Missouri Senate gives first-round approval to transgender youth health care and sports ban
Updated March 21 with Senate advancing the legislation
The Missouri Senate has given first-round approval to legislation targeting transgender minors.
That includes a bill that bars transgender minors from accessing gender-affirming health care and another that bars transgender athletes through the collegiate level from participating in sports teams that align with their gender identity.
Senate Democrats filibustered the bill for over 12 hours Monday before advancing the bills early Tuesday morning.
Both bills have an expiration date on some of the provisions. The bills have to go through another vote in the Senate before moving on to the House.
Original story from March 20:
The filibustering over legislation targeting transgender minors is continuing in the Missouri Senate.
On Monday night, Democratic senators were filibustering a bill that would both limit transgender minors from accessing gender-affirming health care, like puberty blockers, and stop transgender school athletes from participating in sports that align with their gender identity.
Sen. Holly Rehder, R-Sikeston, is the sponsor of the legislation. She said the bill allows for children and families to continue with therapy and education but makes them wait until adulthood for further treatment.
“This bill is to put guardrails around a very difficult situation, one that we honestly as a society, certainly as a legislative body, do not know enough about,” Rehder said. “That is why we want to be sure we're moving forward with caution and protection for children.”
Some Republicans took to the floor to express concern that the issues were pulled together in one bill as opposed to passing them as separate issues.
“Yes, let's use this time to negotiate. Let's use this time to come to an agreement on what these two separate bills should look like, separately,” Sen. Mike Moon, R-Ash Grove, said.
However, most of the floor debate has involved Democrats, who are continuing to filibuster the legislation, as they have for days.
“I wish we weren't doing this, I wish that we would just respect medical providers and their teams and parents and of course, the kids that are here in our state, to work together as a team to decide what is best for their health care,” Sen. Tracy McCreery, D-Olivette, said.

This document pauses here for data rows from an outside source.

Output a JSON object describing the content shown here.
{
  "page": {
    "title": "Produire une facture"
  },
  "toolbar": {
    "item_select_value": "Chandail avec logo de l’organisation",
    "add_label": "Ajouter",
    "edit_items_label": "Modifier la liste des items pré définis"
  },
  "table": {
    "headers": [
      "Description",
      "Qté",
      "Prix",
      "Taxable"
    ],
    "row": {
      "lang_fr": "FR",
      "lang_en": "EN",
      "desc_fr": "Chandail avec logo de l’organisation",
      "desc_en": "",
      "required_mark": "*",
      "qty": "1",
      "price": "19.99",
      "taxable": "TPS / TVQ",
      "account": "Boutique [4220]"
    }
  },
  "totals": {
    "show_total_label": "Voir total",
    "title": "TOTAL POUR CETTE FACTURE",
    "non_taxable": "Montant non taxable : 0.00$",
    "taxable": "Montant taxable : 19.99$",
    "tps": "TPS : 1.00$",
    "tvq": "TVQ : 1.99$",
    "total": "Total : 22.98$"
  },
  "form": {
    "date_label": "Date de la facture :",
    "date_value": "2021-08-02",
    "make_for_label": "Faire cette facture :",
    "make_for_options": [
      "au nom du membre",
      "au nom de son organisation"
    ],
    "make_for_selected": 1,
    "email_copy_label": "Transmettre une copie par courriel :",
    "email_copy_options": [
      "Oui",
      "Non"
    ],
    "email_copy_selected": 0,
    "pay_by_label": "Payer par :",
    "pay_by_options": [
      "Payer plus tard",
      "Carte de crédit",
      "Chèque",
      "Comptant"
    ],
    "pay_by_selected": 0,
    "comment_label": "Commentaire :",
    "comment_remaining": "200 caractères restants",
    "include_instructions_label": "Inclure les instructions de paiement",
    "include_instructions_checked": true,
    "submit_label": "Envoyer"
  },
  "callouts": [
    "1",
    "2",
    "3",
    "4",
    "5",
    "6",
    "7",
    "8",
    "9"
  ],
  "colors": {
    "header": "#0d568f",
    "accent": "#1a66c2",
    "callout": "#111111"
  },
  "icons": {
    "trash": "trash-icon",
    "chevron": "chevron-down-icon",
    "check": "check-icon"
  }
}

Continuing debate on these bills brings the Senate right where it left off not quite two weeks ago.
Senators left a day early to begin a weeklong break without advancing a bill that would bar transgender minors from accessing gender-affirming health care. The decision to leave without giving first-round approval to the legislation angered lawmakers who wanted to see it advance before break.
Senators in support of those bills, including former members of the conservative caucus, expressed their discontent on the delay on social media. A statement signed by eight of them said they would use “whatever tools and procedures necessary” to bring the bill up for a vote.

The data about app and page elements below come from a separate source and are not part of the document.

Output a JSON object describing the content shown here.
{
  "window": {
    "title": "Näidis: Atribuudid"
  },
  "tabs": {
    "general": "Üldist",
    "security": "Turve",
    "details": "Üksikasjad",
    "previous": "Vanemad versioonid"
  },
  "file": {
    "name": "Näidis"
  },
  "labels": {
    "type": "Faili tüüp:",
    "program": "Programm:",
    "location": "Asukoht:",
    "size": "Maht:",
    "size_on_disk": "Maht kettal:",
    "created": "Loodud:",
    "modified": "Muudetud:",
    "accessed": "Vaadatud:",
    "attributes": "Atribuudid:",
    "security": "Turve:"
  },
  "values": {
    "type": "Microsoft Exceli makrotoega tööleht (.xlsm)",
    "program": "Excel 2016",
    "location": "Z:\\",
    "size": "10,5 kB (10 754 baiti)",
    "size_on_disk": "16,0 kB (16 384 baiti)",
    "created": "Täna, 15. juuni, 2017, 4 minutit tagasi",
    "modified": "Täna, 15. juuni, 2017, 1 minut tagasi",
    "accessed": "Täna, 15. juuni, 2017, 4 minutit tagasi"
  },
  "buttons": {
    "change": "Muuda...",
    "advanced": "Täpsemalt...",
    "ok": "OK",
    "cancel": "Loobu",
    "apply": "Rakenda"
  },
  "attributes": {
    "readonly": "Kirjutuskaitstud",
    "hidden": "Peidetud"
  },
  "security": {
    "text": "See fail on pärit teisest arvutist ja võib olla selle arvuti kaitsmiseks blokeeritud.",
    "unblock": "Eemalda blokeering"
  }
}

Supporters urged passing the legislation prohibiting transition health care for minors during a rally Monday afternoon inside the Missouri Capitol.
About 150 people heard from both Senate and House members who have either sponsored the bills themselves or are vocal supporters. Speaker after speaker, including Sen. Denny Hoskins, R-Warrensburg, pushed for action.

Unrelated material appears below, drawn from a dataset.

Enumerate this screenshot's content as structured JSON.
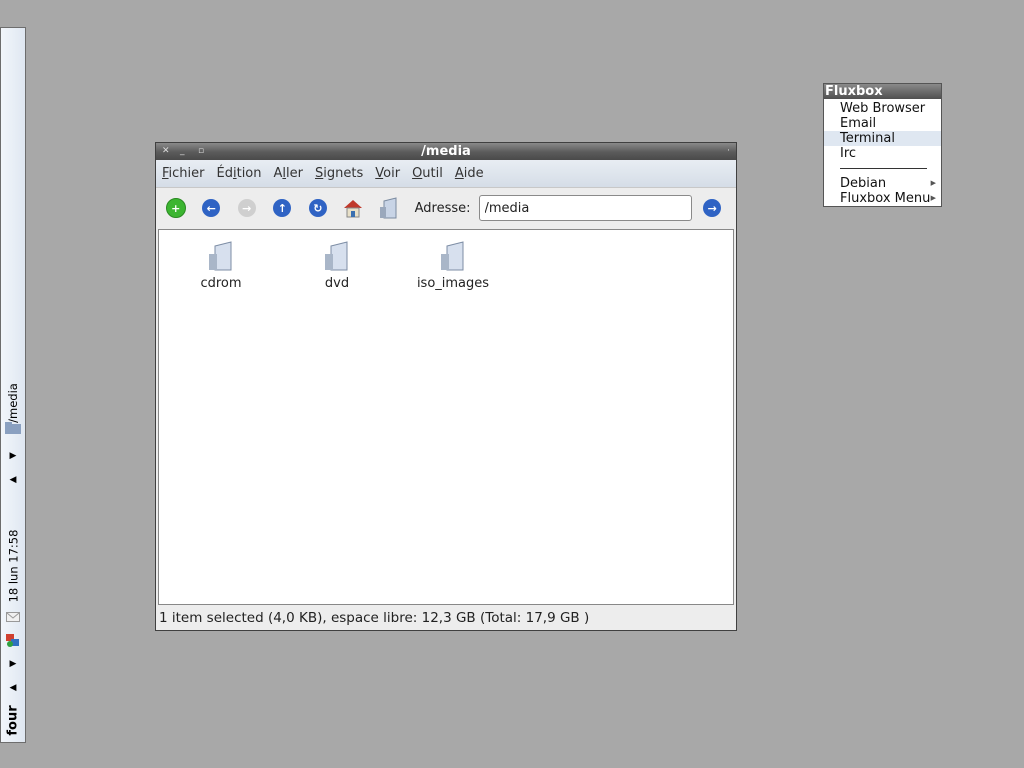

“I’m not wanting to just talk the talk, but I've walked the walk, and I'm ready to stay here every night this week to break the filibuster … and put this into law in the state of Missouri and protect our kids,” Hoskins said.
Due to the rumored presence of hate groups, Katy Erker-Lynch, executive director of PROMO Missouri, which supports LGBTQ rights, discouraged counterprotesting days before the rally. There were some counterprotesters present anyway.
“I realize this might not feel brave or courageous, but I assure you that living out your truth and standing up for your loved ones every single day is an act of bravery and courage,” Erker-Lynch said.
The rally lasted for more than an hour and a half, with supporters eventually waiting outside the Senate lounge to try to persuade lawmakers to keep the bills separate.
Any bill passed would still need to go through the House.